NEW YORK — After decades in prison, three men were cleared Friday in one of the most horrifying crimes of New York's violent 1990s — the killing of a clerk who was set on fire in a subway toll booth.
A judge dismissed the murder convictions of Vincent Ellerbe, James Irons and Thomas Malik after Brooklyn District Attorney Eric Gonzalez cited "serious problems with the evidence on which these convictions are based." He pointed to doubts about the men's confessions and problems with witness identifications.
The three confessed to and were convicted of murdering token seller Harry Kaufman in 1995. The case resounded from New York to Washington to Hollywood, after parallels were drawn between the deadly arson and a scene in the movie "Money Train."
"The findings of an exhaustive, years-long reinvestigation of this case leave us unable to stand by the convictions," Brooklyn District Attorney Eric Gonzalez said in a release. He cited "serious problems with the evidence on which these convictions are based" and acknowledged "the harm done to these men by this failure of our system."
The confessions conflicted with evidence at the scene and with each other, and witness identifications were problematic, prosecutors say. Some of the men have long said they were coerced into falsely confessing in the case, which had a lead detective who later was repeatedly accused of forcing confessions and framing suspects.
Ellerbe, 44, was paroled in 2020, but Malik and Irons, both 45, have remained in prison.
Malik was still getting his head around the long-awaited news Friday morning that prosecutors were reconsidering the case, lawyer Ronald Kuby said.
"Yesterday was the first day that he actually allowed himself to believe that he's going to be free," said Kuby, who also represents Ellerbe and said the latter is "extraordinarily happy" to see his conviction thrown out.
Kaufman was working an overnight shift at a Brooklyn subway station on Nov. 26, 1995, when attackers first tried to rob him, then squirted gasoline into the booth and ignited it with matches while he pleaded, "Don't light it!," authorities said at the time. The booth exploded, and the 50-year-old Kaufman ran from it in flames. The married father died two weeks later.
The attack bore some resemblance to a scene in "Money Train," an action movie that had been released four days earlier. Then-Senate Majority Leader and Republican presidential hopeful Bob Dole took to the Senate floor to call for a boycott of the movie.
Authorities gave mixed signals over the years about whether they believed the film had inspired the killing.
Police scoured for suspects and eventually came to question Irons, getting a confession that he was acting as a lookout. He implicated Malik and Ellerbe as the men who had torched the tollbooth.

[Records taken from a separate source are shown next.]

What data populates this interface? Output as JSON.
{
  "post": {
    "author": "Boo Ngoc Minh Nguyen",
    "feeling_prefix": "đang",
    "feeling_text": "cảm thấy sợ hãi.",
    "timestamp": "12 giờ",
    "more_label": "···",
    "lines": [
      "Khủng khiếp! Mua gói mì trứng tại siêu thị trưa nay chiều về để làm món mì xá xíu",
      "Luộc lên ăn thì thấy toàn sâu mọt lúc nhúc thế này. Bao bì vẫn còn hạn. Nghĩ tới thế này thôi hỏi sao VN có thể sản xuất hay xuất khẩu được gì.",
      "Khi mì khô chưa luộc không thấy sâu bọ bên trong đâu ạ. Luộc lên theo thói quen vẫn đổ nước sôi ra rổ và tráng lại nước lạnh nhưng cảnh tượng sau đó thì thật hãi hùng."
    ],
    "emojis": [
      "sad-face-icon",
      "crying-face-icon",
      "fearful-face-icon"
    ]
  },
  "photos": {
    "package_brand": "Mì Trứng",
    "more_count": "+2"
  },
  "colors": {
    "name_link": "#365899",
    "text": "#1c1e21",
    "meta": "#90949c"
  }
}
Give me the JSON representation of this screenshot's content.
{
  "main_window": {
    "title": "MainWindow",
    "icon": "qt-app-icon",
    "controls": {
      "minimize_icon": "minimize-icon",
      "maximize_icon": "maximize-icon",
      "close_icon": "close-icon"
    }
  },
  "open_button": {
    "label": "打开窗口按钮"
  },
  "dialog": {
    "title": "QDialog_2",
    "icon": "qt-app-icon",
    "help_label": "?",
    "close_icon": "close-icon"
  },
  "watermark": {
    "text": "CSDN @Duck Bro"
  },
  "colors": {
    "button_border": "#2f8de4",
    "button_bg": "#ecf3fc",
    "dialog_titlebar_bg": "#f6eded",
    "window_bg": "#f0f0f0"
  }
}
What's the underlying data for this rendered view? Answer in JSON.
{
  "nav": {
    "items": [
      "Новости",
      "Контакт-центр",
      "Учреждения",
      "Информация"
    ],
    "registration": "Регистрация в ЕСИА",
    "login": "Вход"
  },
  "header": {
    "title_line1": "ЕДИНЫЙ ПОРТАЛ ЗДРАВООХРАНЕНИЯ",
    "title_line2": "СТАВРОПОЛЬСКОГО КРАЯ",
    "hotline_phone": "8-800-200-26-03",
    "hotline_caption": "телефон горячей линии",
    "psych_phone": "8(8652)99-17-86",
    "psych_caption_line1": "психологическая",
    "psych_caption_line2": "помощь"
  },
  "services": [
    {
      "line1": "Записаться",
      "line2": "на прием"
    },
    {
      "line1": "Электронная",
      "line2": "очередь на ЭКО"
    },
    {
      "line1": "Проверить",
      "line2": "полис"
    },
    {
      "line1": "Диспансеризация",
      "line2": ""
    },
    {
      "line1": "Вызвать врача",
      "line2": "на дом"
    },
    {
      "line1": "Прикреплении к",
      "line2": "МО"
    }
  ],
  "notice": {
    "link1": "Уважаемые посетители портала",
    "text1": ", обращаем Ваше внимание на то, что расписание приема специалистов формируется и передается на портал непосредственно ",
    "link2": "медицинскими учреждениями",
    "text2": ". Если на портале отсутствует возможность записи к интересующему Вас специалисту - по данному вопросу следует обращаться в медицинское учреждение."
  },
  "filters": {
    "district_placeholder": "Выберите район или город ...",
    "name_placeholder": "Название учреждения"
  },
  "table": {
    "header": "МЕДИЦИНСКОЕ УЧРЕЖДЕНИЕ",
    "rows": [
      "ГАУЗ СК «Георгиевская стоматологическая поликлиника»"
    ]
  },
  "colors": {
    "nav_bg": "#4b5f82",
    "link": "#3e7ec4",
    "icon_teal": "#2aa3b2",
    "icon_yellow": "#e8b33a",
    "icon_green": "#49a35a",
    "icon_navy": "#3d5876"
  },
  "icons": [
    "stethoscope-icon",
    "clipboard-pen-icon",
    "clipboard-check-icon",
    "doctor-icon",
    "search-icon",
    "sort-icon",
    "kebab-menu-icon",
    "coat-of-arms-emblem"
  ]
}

From their arrests on, Ellerbe and Malik maintained that they had been coerced into false confessions, with Malik saying that Detective Louis Scarcella had screamed at him and slammed his head into a locker. Scarcella testified that he cursed, pounded a table and was trying to scare the then 18-year-old Malik but didn't beat him.
Gonzalez's office said its review found that Scarcella and his partner fed important details about the crime scene to Irons — details that prosecutors later used at trial to argue that his confession was so specific that it had to be true. But it included clearly dubious claims. For instance, he said, he had been able to see his supposed accomplices jump into a getaway car, though it was parked a block away and around a corner, prosecutors said.
At the time, Scarcella was a star Brooklyn homicide detective in a city reeling from crime. Citywide, killings topped more than 2,200 at their 1990 peak; that compares to 488 last year and a low of 295 in 2018.
But after questions accumulated about Scarcella's tactics, the Brooklyn district attorney's office began in 2013 to review scores of cases that he had worked.
Scarcella, who retired in 2000, has denied any wrongdoing. While more than a dozen convictions in his cases have been overturned, prosecutors have stood by scores of others.
Brooklyn prosecutors' reexamination of old convictions is widely viewed as one of the most ambitious of its kind. In New York and around the country, such efforts have become more common over the last 15 years as DNA evidence, a growing body of research on false confessions, and other factors made some prosecutors feel compelled to become more open to investigating wrongful conviction claims.
"This is no longer about one or two bad apples," Kuby said. "This is about a systemic rot."